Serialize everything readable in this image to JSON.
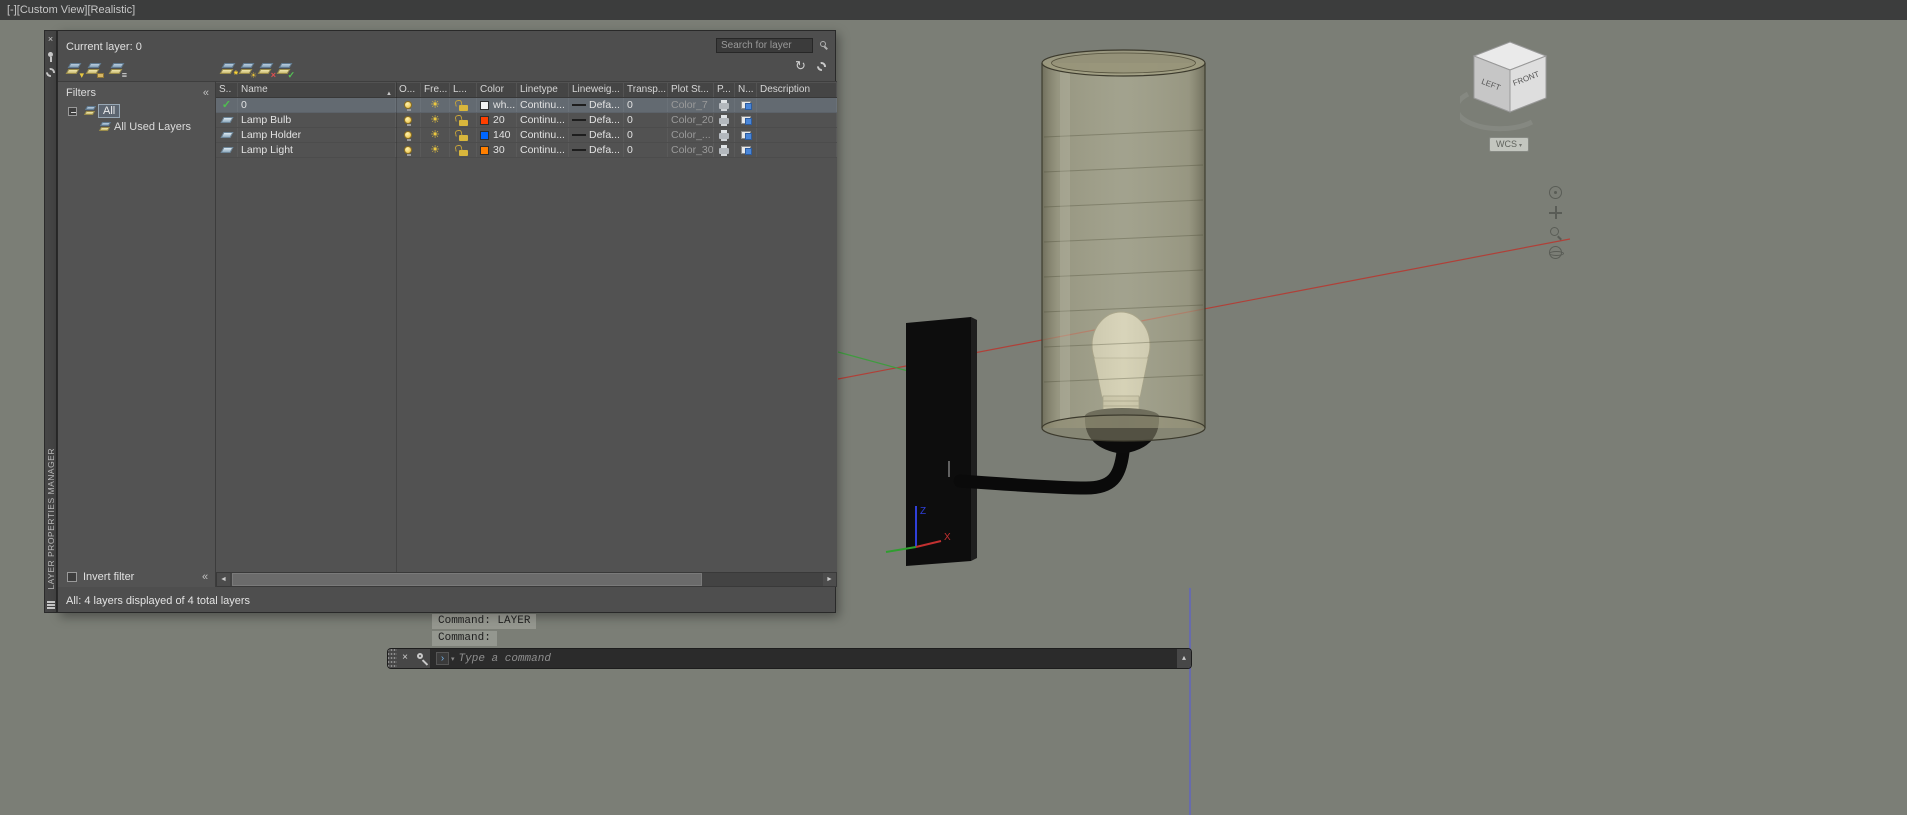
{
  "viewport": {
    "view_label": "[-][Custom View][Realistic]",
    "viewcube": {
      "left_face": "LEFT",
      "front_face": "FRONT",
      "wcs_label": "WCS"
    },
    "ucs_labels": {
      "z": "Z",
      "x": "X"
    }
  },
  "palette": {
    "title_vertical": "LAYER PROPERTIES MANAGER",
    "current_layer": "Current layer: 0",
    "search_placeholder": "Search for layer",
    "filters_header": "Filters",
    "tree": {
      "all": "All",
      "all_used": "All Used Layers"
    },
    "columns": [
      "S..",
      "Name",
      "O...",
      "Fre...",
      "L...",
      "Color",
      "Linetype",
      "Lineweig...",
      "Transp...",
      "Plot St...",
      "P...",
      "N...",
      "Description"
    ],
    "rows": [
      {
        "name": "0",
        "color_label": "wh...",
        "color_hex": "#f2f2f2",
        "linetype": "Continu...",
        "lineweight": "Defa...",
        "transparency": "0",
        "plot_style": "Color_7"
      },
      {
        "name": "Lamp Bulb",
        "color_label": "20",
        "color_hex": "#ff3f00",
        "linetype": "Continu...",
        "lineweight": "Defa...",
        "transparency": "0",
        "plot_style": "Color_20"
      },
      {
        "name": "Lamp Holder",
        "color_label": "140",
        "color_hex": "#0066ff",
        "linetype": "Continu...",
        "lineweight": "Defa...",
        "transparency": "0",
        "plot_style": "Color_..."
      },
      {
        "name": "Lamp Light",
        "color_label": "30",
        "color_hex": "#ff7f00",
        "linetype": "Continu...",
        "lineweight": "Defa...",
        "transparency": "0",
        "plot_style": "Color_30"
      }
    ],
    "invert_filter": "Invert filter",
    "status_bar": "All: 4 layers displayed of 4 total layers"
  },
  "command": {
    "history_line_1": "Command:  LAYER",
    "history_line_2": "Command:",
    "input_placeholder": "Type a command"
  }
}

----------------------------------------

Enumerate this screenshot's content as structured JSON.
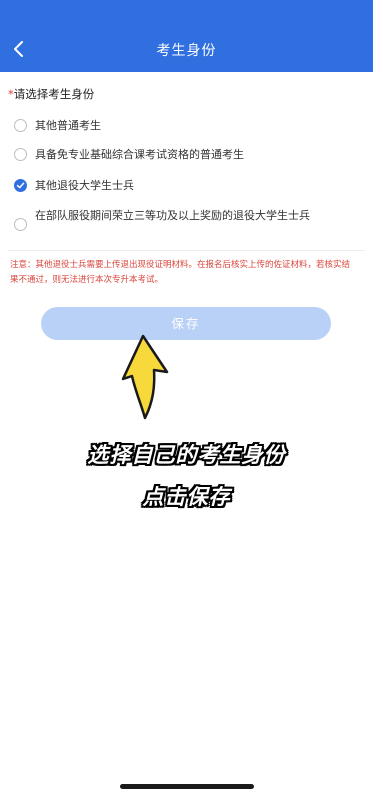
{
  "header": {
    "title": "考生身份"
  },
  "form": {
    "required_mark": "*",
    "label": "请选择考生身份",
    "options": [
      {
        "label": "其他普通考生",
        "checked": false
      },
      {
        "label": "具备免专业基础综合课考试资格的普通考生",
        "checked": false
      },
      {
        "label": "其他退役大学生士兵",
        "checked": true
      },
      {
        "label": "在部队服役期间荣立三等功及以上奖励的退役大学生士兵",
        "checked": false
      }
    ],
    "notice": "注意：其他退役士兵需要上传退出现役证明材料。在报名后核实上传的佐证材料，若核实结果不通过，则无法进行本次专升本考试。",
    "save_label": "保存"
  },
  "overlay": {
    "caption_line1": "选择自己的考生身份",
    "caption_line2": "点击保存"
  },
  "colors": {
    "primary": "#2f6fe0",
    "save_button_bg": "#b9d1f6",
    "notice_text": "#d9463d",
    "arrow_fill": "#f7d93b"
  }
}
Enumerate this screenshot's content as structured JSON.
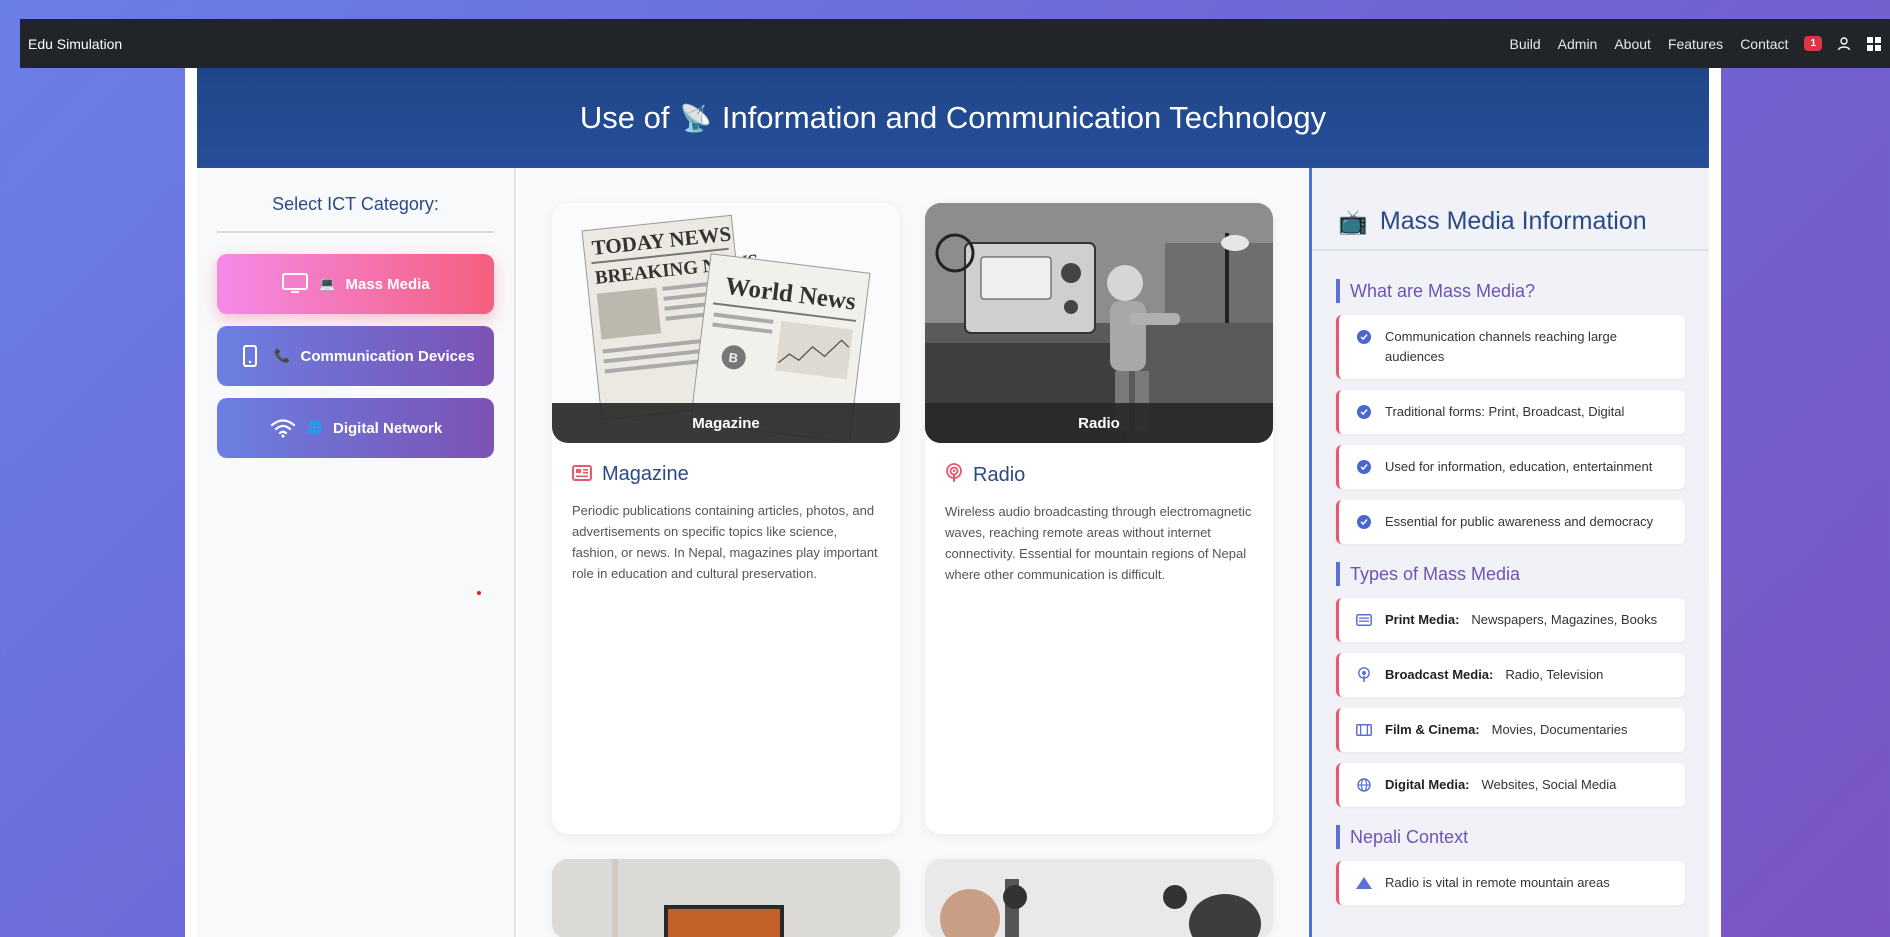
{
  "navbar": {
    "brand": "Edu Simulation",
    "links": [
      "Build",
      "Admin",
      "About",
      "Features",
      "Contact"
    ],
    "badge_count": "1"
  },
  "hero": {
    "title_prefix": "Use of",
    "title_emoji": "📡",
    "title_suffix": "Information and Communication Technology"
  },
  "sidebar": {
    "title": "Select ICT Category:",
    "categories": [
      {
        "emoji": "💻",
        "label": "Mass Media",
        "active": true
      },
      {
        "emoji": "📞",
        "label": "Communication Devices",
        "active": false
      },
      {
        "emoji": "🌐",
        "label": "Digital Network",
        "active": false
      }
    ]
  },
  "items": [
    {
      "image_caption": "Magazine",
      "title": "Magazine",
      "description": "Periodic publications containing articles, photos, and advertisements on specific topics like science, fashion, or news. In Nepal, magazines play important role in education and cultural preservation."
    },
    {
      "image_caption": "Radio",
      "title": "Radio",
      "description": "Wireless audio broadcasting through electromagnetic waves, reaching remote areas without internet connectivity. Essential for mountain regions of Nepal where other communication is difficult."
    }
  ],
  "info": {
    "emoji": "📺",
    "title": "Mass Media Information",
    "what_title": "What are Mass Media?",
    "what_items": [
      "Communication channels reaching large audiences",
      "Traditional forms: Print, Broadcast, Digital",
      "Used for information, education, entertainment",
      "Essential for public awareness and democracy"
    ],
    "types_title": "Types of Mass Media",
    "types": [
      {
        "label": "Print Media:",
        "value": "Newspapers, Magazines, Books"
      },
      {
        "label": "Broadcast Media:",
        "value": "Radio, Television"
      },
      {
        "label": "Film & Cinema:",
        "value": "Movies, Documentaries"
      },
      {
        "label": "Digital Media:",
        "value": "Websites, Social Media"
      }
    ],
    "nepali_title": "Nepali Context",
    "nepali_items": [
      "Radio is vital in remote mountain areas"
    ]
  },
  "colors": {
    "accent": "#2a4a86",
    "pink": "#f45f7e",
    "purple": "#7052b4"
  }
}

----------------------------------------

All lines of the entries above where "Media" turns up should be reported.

        "label": "Mass Media",
    "title": "Mass Media Information",
    "what_title": "What are Mass Media?",
    "types_title": "Types of Mass Media",
        "label": "Print Media:",
        "label": "Broadcast Media:",
        "label": "Digital Media:",
        "value": "Websites, Social Media"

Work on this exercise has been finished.